BRIEF »
Whatever the records say, repeat them exactly as given.

[[ DATA TO USE, beginning ]]

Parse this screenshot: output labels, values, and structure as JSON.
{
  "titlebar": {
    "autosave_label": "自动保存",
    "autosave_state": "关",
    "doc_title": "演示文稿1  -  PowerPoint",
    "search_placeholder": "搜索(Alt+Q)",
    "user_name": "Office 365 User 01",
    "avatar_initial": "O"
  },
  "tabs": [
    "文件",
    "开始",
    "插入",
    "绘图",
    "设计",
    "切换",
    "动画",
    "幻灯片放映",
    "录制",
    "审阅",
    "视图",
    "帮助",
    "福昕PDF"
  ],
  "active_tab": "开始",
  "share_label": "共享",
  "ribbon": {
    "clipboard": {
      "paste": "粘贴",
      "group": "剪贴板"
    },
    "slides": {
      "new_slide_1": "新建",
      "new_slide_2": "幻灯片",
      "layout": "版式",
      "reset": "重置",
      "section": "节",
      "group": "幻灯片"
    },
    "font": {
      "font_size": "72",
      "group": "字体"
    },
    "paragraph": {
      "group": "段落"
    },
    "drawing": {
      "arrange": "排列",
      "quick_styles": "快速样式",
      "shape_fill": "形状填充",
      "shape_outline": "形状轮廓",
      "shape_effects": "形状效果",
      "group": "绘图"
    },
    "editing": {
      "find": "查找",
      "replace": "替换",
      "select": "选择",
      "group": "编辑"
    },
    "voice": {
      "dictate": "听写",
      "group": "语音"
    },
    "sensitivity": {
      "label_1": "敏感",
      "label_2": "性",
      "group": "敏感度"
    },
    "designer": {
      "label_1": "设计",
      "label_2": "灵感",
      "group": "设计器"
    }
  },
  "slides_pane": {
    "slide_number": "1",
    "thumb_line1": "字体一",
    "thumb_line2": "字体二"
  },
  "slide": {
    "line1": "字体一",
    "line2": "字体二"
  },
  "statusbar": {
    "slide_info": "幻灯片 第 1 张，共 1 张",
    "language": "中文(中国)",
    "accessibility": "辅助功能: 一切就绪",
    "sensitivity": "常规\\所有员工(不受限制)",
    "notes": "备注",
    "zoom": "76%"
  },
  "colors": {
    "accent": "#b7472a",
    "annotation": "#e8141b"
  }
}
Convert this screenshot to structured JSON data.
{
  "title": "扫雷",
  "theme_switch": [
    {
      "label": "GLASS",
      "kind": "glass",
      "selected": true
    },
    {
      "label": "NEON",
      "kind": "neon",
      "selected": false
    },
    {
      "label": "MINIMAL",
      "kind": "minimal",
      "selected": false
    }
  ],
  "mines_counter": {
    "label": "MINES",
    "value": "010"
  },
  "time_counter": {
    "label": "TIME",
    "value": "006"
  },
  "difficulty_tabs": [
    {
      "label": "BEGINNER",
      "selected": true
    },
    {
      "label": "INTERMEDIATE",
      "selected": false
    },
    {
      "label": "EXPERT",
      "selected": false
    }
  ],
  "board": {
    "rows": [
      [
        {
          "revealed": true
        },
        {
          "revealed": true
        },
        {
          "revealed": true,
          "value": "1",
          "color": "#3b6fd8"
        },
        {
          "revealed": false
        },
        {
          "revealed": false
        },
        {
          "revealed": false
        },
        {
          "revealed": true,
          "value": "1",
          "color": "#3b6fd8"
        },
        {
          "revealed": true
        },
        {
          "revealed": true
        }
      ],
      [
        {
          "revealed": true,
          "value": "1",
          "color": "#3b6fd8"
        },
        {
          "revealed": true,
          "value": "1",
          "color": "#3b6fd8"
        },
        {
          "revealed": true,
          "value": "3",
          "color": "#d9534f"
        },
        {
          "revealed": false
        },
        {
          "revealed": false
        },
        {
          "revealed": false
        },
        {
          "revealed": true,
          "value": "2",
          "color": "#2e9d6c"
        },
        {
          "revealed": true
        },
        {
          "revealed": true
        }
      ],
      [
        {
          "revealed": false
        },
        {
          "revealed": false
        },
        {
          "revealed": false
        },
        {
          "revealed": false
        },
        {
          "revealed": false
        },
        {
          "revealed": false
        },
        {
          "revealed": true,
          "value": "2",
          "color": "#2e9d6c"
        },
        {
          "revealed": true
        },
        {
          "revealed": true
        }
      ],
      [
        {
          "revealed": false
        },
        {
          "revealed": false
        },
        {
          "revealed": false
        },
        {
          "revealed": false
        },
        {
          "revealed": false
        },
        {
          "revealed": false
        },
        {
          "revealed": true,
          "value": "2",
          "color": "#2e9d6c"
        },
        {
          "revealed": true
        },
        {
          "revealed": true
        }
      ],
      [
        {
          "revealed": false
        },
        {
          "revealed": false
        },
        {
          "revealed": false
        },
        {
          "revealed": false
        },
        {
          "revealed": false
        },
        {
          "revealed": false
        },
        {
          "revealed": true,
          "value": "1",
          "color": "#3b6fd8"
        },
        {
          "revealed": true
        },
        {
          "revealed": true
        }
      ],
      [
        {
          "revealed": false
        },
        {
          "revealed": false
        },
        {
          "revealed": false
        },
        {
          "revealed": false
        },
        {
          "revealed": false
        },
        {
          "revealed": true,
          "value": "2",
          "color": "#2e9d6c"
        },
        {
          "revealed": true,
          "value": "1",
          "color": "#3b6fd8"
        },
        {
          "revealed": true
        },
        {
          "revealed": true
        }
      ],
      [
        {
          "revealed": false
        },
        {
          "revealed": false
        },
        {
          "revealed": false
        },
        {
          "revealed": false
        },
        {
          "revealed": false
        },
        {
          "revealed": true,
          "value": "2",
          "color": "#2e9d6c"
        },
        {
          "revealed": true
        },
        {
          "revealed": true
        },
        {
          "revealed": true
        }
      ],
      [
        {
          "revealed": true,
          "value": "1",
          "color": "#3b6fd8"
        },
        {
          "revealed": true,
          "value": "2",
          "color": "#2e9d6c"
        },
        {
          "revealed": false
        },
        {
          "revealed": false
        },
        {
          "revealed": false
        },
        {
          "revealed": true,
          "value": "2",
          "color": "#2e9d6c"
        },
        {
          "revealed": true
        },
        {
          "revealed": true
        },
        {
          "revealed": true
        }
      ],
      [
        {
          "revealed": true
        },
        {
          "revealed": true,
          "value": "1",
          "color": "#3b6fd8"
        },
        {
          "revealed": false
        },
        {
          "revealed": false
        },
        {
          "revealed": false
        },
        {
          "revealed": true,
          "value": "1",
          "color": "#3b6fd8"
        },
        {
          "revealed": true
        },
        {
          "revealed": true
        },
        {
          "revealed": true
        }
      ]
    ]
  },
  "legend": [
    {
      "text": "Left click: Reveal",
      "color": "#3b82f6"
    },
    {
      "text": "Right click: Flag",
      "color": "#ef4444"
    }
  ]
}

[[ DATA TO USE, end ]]

EXPECTED ANSWER »
Parse this screenshot: output labels, values, and structure as JSON.
{
  "titlebar": {
    "autosave_label": "自动保存",
    "autosave_state": "关",
    "doc_title": "演示文稿1  -  PowerPoint",
    "search_placeholder": "搜索(Alt+Q)",
    "user_name": "Office 365 User 01",
    "avatar_initial": "O"
  },
  "tabs": [
    "文件",
    "开始",
    "插入",
    "绘图",
    "设计",
    "切换",
    "动画",
    "幻灯片放映",
    "录制",
    "审阅",
    "视图",
    "帮助",
    "福昕PDF"
  ],
  "active_tab": "开始",
  "share_label": "共享",
  "ribbon": {
    "clipboard": {
      "paste": "粘贴",
      "group": "剪贴板"
    },
    "slides": {
      "new_slide_1": "新建",
      "new_slide_2": "幻灯片",
      "layout": "版式",
      "reset": "重置",
      "section": "节",
      "group": "幻灯片"
    },
    "font": {
      "font_size": "72",
      "group": "字体"
    },
    "paragraph": {
      "group": "段落"
    },
    "drawing": {
      "arrange": "排列",
      "quick_styles": "快速样式",
      "shape_fill": "形状填充",
      "shape_outline": "形状轮廓",
      "shape_effects": "形状效果",
      "group": "绘图"
    },
    "editing": {
      "find": "查找",
      "replace": "替换",
      "select": "选择",
      "group": "编辑"
    },
    "voice": {
      "dictate": "听写",
      "group": "语音"
    },
    "sensitivity": {
      "label_1": "敏感",
      "label_2": "性",
      "group": "敏感度"
    },
    "designer": {
      "label_1": "设计",
      "label_2": "灵感",
      "group": "设计器"
    }
  },
  "slides_pane": {
    "slide_number": "1",
    "thumb_line1": "字体一",
    "thumb_line2": "字体二"
  },
  "slide": {
    "line1": "字体一",
    "line2": "字体二"
  },
  "statusbar": {
    "slide_info": "幻灯片 第 1 张，共 1 张",
    "language": "中文(中国)",
    "accessibility": "辅助功能: 一切就绪",
    "sensitivity": "常规\\所有员工(不受限制)",
    "notes": "备注",
    "zoom": "76%"
  },
  "colors": {
    "accent": "#b7472a",
    "annotation": "#e8141b"
  }
}
Convert this screenshot to structured JSON data.
{
  "title": "扫雷",
  "theme_switch": [
    {
      "label": "GLASS",
      "kind": "glass",
      "selected": true
    },
    {
      "label": "NEON",
      "kind": "neon",
      "selected": false
    },
    {
      "label": "MINIMAL",
      "kind": "minimal",
      "selected": false
    }
  ],
  "mines_counter": {
    "label": "MINES",
    "value": "010"
  },
  "time_counter": {
    "label": "TIME",
    "value": "006"
  },
  "difficulty_tabs": [
    {
      "label": "BEGINNER",
      "selected": true
    },
    {
      "label": "INTERMEDIATE",
      "selected": false
    },
    {
      "label": "EXPERT",
      "selected": false
    }
  ],
  "board": {
    "rows": [
      [
        {
          "revealed": true
        },
        {
          "revealed": true
        },
        {
          "revealed": true,
          "value": "1",
          "color": "#3b6fd8"
        },
        {
          "revealed": false
        },
        {
          "revealed": false
        },
        {
          "revealed": false
        },
        {
          "revealed": true,
          "value": "1",
          "color": "#3b6fd8"
        },
        {
          "revealed": true
        },
        {
          "revealed": true
        }
      ],
      [
        {
          "revealed": true,
          "value": "1",
          "color": "#3b6fd8"
        },
        {
          "revealed": true,
          "value": "1",
          "color": "#3b6fd8"
        },
        {
          "revealed": true,
          "value": "3",
          "color": "#d9534f"
        },
        {
          "revealed": false
        },
        {
          "revealed": false
        },
        {
          "revealed": false
        },
        {
          "revealed": true,
          "value": "2",
          "color": "#2e9d6c"
        },
        {
          "revealed": true
        },
        {
          "revealed": true
        }
      ],
      [
        {
          "revealed": false
        },
        {
          "revealed": false
        },
        {
          "revealed": false
        },
        {
          "revealed": false
        },
        {
          "revealed": false
        },
        {
          "revealed": false
        },
        {
          "revealed": true,
          "value": "2",
          "color": "#2e9d6c"
        },
        {
          "revealed": true
        },
        {
          "revealed": true
        }
      ],
      [
        {
          "revealed": false
        },
        {
          "revealed": false
        },
        {
          "revealed": false
        },
        {
          "revealed": false
        },
        {
          "revealed": false
        },
        {
          "revealed": false
        },
        {
          "revealed": true,
          "value": "2",
          "color": "#2e9d6c"
        },
        {
          "revealed": true
        },
        {
          "revealed": true
        }
      ],
      [
        {
          "revealed": false
        },
        {
          "revealed": false
        },
        {
          "revealed": false
        },
        {
          "revealed": false
        },
        {
          "revealed": false
        },
        {
          "revealed": false
        },
        {
          "revealed": true,
          "value": "1",
          "color": "#3b6fd8"
        },
        {
          "revealed": true
        },
        {
          "revealed": true
        }
      ],
      [
        {
          "revealed": false
        },
        {
          "revealed": false
        },
        {
          "revealed": false
        },
        {
          "revealed": false
        },
        {
          "revealed": false
        },
        {
          "revealed": true,
          "value": "2",
          "color": "#2e9d6c"
        },
        {
          "revealed": true,
          "value": "1",
          "color": "#3b6fd8"
        },
        {
          "revealed": true
        },
        {
          "revealed": true
        }
      ],
      [
        {
          "revealed": false
        },
        {
          "revealed": false
        },
        {
          "revealed": false
        },
        {
          "revealed": false
        },
        {
          "revealed": false
        },
        {
          "revealed": true,
          "value": "2",
          "color": "#2e9d6c"
        },
        {
          "revealed": true
        },
        {
          "revealed": true
        },
        {
          "revealed": true
        }
      ],
      [
        {
          "revealed": true,
          "value": "1",
          "color": "#3b6fd8"
        },
        {
          "revealed": true,
          "value": "2",
          "color": "#2e9d6c"
        },
        {
          "revealed": false
        },
        {
          "revealed": false
        },
        {
          "revealed": false
        },
        {
          "revealed": true,
          "value": "2",
          "color": "#2e9d6c"
        },
        {
          "revealed": true
        },
        {
          "revealed": true
        },
        {
          "revealed": true
        }
      ],
      [
        {
          "revealed": true
        },
        {
          "revealed": true,
          "value": "1",
          "color": "#3b6fd8"
        },
        {
          "revealed": false
        },
        {
          "revealed": false
        },
        {
          "revealed": false
        },
        {
          "revealed": true,
          "value": "1",
          "color": "#3b6fd8"
        },
        {
          "revealed": true
        },
        {
          "revealed": true
        },
        {
          "revealed": true
        }
      ]
    ]
  },
  "legend": [
    {
      "text": "Left click: Reveal",
      "color": "#3b82f6"
    },
    {
      "text": "Right click: Flag",
      "color": "#ef4444"
    }
  ]
}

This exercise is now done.